START DATA SECTION

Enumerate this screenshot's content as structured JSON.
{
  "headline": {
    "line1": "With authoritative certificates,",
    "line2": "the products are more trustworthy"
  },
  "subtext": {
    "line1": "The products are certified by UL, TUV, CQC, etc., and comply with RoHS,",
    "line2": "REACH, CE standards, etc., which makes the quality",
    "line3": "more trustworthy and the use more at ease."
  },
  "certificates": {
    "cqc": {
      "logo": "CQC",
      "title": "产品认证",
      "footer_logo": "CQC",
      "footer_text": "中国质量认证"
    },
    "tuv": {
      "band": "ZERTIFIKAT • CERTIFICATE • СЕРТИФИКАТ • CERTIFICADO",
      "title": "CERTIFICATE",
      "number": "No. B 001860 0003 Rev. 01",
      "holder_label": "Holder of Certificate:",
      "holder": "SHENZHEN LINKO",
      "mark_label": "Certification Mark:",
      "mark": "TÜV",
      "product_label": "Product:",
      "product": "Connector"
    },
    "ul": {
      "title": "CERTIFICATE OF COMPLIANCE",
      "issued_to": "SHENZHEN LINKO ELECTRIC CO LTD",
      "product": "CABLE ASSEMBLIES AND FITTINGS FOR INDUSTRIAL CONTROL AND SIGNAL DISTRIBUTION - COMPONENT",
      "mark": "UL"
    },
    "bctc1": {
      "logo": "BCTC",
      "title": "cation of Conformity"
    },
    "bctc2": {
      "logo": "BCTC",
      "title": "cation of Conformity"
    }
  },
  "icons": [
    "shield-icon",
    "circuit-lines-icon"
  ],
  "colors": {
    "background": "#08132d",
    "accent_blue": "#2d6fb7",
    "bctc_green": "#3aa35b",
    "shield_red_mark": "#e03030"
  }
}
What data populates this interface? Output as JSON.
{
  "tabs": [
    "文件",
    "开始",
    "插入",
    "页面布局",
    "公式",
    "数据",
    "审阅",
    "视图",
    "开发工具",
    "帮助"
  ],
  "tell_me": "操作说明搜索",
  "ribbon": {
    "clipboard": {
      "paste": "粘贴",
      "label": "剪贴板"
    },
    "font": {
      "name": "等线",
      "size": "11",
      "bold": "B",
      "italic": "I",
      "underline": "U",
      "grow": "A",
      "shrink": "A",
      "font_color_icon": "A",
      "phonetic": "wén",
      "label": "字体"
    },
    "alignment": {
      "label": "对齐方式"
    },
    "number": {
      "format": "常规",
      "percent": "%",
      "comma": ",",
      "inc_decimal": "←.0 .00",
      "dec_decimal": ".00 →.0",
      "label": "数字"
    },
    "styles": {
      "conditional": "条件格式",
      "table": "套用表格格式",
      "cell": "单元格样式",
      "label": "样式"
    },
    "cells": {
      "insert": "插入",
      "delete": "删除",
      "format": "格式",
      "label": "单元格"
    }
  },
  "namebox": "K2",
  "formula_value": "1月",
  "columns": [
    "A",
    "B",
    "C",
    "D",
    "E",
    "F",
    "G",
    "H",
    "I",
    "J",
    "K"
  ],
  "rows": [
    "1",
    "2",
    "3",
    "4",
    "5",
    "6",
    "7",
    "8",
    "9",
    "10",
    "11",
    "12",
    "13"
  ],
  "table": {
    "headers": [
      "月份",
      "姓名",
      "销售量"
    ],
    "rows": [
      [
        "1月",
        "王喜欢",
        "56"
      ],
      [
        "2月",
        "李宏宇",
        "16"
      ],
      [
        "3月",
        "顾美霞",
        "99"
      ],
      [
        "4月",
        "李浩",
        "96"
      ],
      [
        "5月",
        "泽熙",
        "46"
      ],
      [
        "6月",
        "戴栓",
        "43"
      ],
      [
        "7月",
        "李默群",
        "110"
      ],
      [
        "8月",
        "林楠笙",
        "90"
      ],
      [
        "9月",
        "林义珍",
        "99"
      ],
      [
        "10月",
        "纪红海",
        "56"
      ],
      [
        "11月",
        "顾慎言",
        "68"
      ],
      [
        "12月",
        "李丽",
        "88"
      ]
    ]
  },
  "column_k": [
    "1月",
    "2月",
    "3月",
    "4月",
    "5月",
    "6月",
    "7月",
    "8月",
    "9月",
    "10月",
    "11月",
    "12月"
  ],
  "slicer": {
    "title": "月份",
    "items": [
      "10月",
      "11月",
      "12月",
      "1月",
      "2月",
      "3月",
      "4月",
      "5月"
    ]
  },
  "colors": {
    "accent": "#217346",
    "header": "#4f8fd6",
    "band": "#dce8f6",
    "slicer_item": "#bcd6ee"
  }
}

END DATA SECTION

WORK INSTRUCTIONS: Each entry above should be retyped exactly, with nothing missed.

RESPONSE BOX:
Enumerate this screenshot's content as structured JSON.
{
  "headline": {
    "line1": "With authoritative certificates,",
    "line2": "the products are more trustworthy"
  },
  "subtext": {
    "line1": "The products are certified by UL, TUV, CQC, etc., and comply with RoHS,",
    "line2": "REACH, CE standards, etc., which makes the quality",
    "line3": "more trustworthy and the use more at ease."
  },
  "certificates": {
    "cqc": {
      "logo": "CQC",
      "title": "产品认证",
      "footer_logo": "CQC",
      "footer_text": "中国质量认证"
    },
    "tuv": {
      "band": "ZERTIFIKAT • CERTIFICATE • СЕРТИФИКАТ • CERTIFICADO",
      "title": "CERTIFICATE",
      "number": "No. B 001860 0003 Rev. 01",
      "holder_label": "Holder of Certificate:",
      "holder": "SHENZHEN LINKO",
      "mark_label": "Certification Mark:",
      "mark": "TÜV",
      "product_label": "Product:",
      "product": "Connector"
    },
    "ul": {
      "title": "CERTIFICATE OF COMPLIANCE",
      "issued_to": "SHENZHEN LINKO ELECTRIC CO LTD",
      "product": "CABLE ASSEMBLIES AND FITTINGS FOR INDUSTRIAL CONTROL AND SIGNAL DISTRIBUTION - COMPONENT",
      "mark": "UL"
    },
    "bctc1": {
      "logo": "BCTC",
      "title": "cation of Conformity"
    },
    "bctc2": {
      "logo": "BCTC",
      "title": "cation of Conformity"
    }
  },
  "icons": [
    "shield-icon",
    "circuit-lines-icon"
  ],
  "colors": {
    "background": "#08132d",
    "accent_blue": "#2d6fb7",
    "bctc_green": "#3aa35b",
    "shield_red_mark": "#e03030"
  }
}
What data populates this interface? Output as JSON.
{
  "tabs": [
    "文件",
    "开始",
    "插入",
    "页面布局",
    "公式",
    "数据",
    "审阅",
    "视图",
    "开发工具",
    "帮助"
  ],
  "tell_me": "操作说明搜索",
  "ribbon": {
    "clipboard": {
      "paste": "粘贴",
      "label": "剪贴板"
    },
    "font": {
      "name": "等线",
      "size": "11",
      "bold": "B",
      "italic": "I",
      "underline": "U",
      "grow": "A",
      "shrink": "A",
      "font_color_icon": "A",
      "phonetic": "wén",
      "label": "字体"
    },
    "alignment": {
      "label": "对齐方式"
    },
    "number": {
      "format": "常规",
      "percent": "%",
      "comma": ",",
      "inc_decimal": "←.0 .00",
      "dec_decimal": ".00 →.0",
      "label": "数字"
    },
    "styles": {
      "conditional": "条件格式",
      "table": "套用表格格式",
      "cell": "单元格样式",
      "label": "样式"
    },
    "cells": {
      "insert": "插入",
      "delete": "删除",
      "format": "格式",
      "label": "单元格"
    }
  },
  "namebox": "K2",
  "formula_value": "1月",
  "columns": [
    "A",
    "B",
    "C",
    "D",
    "E",
    "F",
    "G",
    "H",
    "I",
    "J",
    "K"
  ],
  "rows": [
    "1",
    "2",
    "3",
    "4",
    "5",
    "6",
    "7",
    "8",
    "9",
    "10",
    "11",
    "12",
    "13"
  ],
  "table": {
    "headers": [
      "月份",
      "姓名",
      "销售量"
    ],
    "rows": [
      [
        "1月",
        "王喜欢",
        "56"
      ],
      [
        "2月",
        "李宏宇",
        "16"
      ],
      [
        "3月",
        "顾美霞",
        "99"
      ],
      [
        "4月",
        "李浩",
        "96"
      ],
      [
        "5月",
        "泽熙",
        "46"
      ],
      [
        "6月",
        "戴栓",
        "43"
      ],
      [
        "7月",
        "李默群",
        "110"
      ],
      [
        "8月",
        "林楠笙",
        "90"
      ],
      [
        "9月",
        "林义珍",
        "99"
      ],
      [
        "10月",
        "纪红海",
        "56"
      ],
      [
        "11月",
        "顾慎言",
        "68"
      ],
      [
        "12月",
        "李丽",
        "88"
      ]
    ]
  },
  "column_k": [
    "1月",
    "2月",
    "3月",
    "4月",
    "5月",
    "6月",
    "7月",
    "8月",
    "9月",
    "10月",
    "11月",
    "12月"
  ],
  "slicer": {
    "title": "月份",
    "items": [
      "10月",
      "11月",
      "12月",
      "1月",
      "2月",
      "3月",
      "4月",
      "5月"
    ]
  },
  "colors": {
    "accent": "#217346",
    "header": "#4f8fd6",
    "band": "#dce8f6",
    "slicer_item": "#bcd6ee"
  }
}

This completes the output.